Managing Millennals Q&A: Why Don't Young Professionals Want To Talk On The Phone?
Managing Millennals Q&A: Why Don't Young Professionals Want To Talk On The Phone?
Note to readers: This is the fifth post in my new series based on questions I frequently hear Managing Millennials Q&A: Why Are Employees Late?about managing millennials — those ongoing management challenges that can really make or break workplace relationships.

Each month I’ll tackle a question and provide some advice for managers and millennials (and millennial managers!). I hope the advice I share is helpful for all generations.

Have a question you’ve been dying to ask? Send me an email and I will try to cover it in a future edition!

Here’s a question I often hear from Gen X and Baby Boomer managers: “Why can’t/won’t/don’t millennials talk on the phone?”

Believe it or not, April 25 was National Telephone Day, a designation that probably sounds about as quaint to millennials as National VHS Day.

We know young people looooooooove their phones (of course, these days most all of us do) and can’t stop communicating, but it seems to never be with their voices—unless they’re sending a voice text or asking Siri a question.

This can lead to a lot of consternation in the workplace when talking on the phone is a requirement of the job. And Traditionalist, Baby Boomer and Gen X professionals are baffled when a younger colleague doesn’t have basic phone skills or knowledge of “common sense” phone etiquette.
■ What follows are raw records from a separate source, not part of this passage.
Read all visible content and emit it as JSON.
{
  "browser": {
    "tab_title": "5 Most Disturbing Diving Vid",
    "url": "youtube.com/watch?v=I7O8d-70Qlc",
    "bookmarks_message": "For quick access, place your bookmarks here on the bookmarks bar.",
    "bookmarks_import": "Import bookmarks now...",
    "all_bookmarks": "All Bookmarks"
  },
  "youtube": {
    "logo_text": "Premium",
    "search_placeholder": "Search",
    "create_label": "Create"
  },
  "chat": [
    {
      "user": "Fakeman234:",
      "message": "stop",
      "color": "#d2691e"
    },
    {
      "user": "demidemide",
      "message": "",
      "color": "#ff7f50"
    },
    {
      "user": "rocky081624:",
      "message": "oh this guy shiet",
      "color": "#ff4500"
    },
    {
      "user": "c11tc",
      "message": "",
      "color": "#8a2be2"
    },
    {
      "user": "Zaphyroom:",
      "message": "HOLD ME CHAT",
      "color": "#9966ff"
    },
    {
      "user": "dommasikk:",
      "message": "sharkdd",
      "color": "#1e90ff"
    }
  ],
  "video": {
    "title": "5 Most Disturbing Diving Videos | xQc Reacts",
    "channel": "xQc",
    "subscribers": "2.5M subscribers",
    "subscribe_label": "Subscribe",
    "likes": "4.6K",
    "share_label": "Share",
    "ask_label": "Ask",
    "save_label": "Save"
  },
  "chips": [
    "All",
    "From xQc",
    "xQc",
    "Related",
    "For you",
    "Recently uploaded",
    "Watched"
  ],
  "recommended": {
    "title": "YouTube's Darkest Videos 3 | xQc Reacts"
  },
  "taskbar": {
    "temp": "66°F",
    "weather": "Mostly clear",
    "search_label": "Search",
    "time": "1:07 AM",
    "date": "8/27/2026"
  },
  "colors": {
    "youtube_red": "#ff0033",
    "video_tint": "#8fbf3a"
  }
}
My reply is that using a phone comes naturally to us because it wasn’t long ago that a variety of daily functions had to be performed on the phone:
  • Ordering pizza
  • Confirming a babysitting job
  • Making a flight reservation
  • Ordering from a store
  • Asking directions
Conducting all these disparate activities of daily life added up to “practice” using the phone —introducing yourself and explaining what you needed. Members of earlier generations usually did the above activities on a “house phone,” which we also had to answer with no idea who would be on the other end of the line. Many millennials never had that experience of needing to react spontaneously on the phone and handle whatever person or request was on the line. (And Gen Z is even less likely to—new data shows that a majority of U.S. homes are mobile only for the first time in history.)

Now, these tasks are almost exclusively completed online or via app or text. That’s why it’s possible this generation has never used the phone for any reason except to talk to peers, and may need some guidance. While it sounds silly to older generations to give a lesson in “how to use the phone,” the nuances of talking on the phone aren’t necessarily intuitive. But they are teachable.

Here are three ways you can improve millennials’ phone skills:


Sure, most professional situations and requests can be handled via email. But, it’s smart to point out that actually talking to someone is powerful for a number of reasons:
  • You can hear tone—important when you consider how often an email or text is taken the wrong way simply because the reader misunderstood the tenor of the request or conversation.
  • You save time by eliminating the back and forth inherent in scheduling an appointment or negotiating project details.
  • You build relationships through small talk.
  • You might find you’re more tactful on the phone; it’s easy to write inflammatory thoughts that you would be hesitant to voice.
When used strategically, this communication medium can be an important tool in millennials’ professional repertoire and become a strength if they have better phone skills than others. After all, a senior executive is bound to be impressed by the one millennial who can pick up the phone and talk something through.


If they’re not used to introducing themselves, articulating their viewpoint succinctly or even leaving a concise and coherent message, you don’t want their first phone fumbles to be while making a sales call or setting up a meeting with an important client.

Let junior colleagues listen in on your calls to get a sense of conversation flow and voice inflection. Then, have them practice in low-stakes situations, like scheduling a meeting or making a reservation.


Most people wouldn’t think of practicing a phone call, but it can be wise to roleplay the dialogue, just as you would rehearse an in-person presentation. (Maybe you can play the part of the disinterested potential client or errant vendor to give them some pointers.)

Show them how to write a script or bullet key points to have in front of them in case they get tongue tied. And remind them that sometimes the hardest part of a delicate call is just psyching yourself up to pick up the receiver and dial.

Read the original post on Lindsey's blog.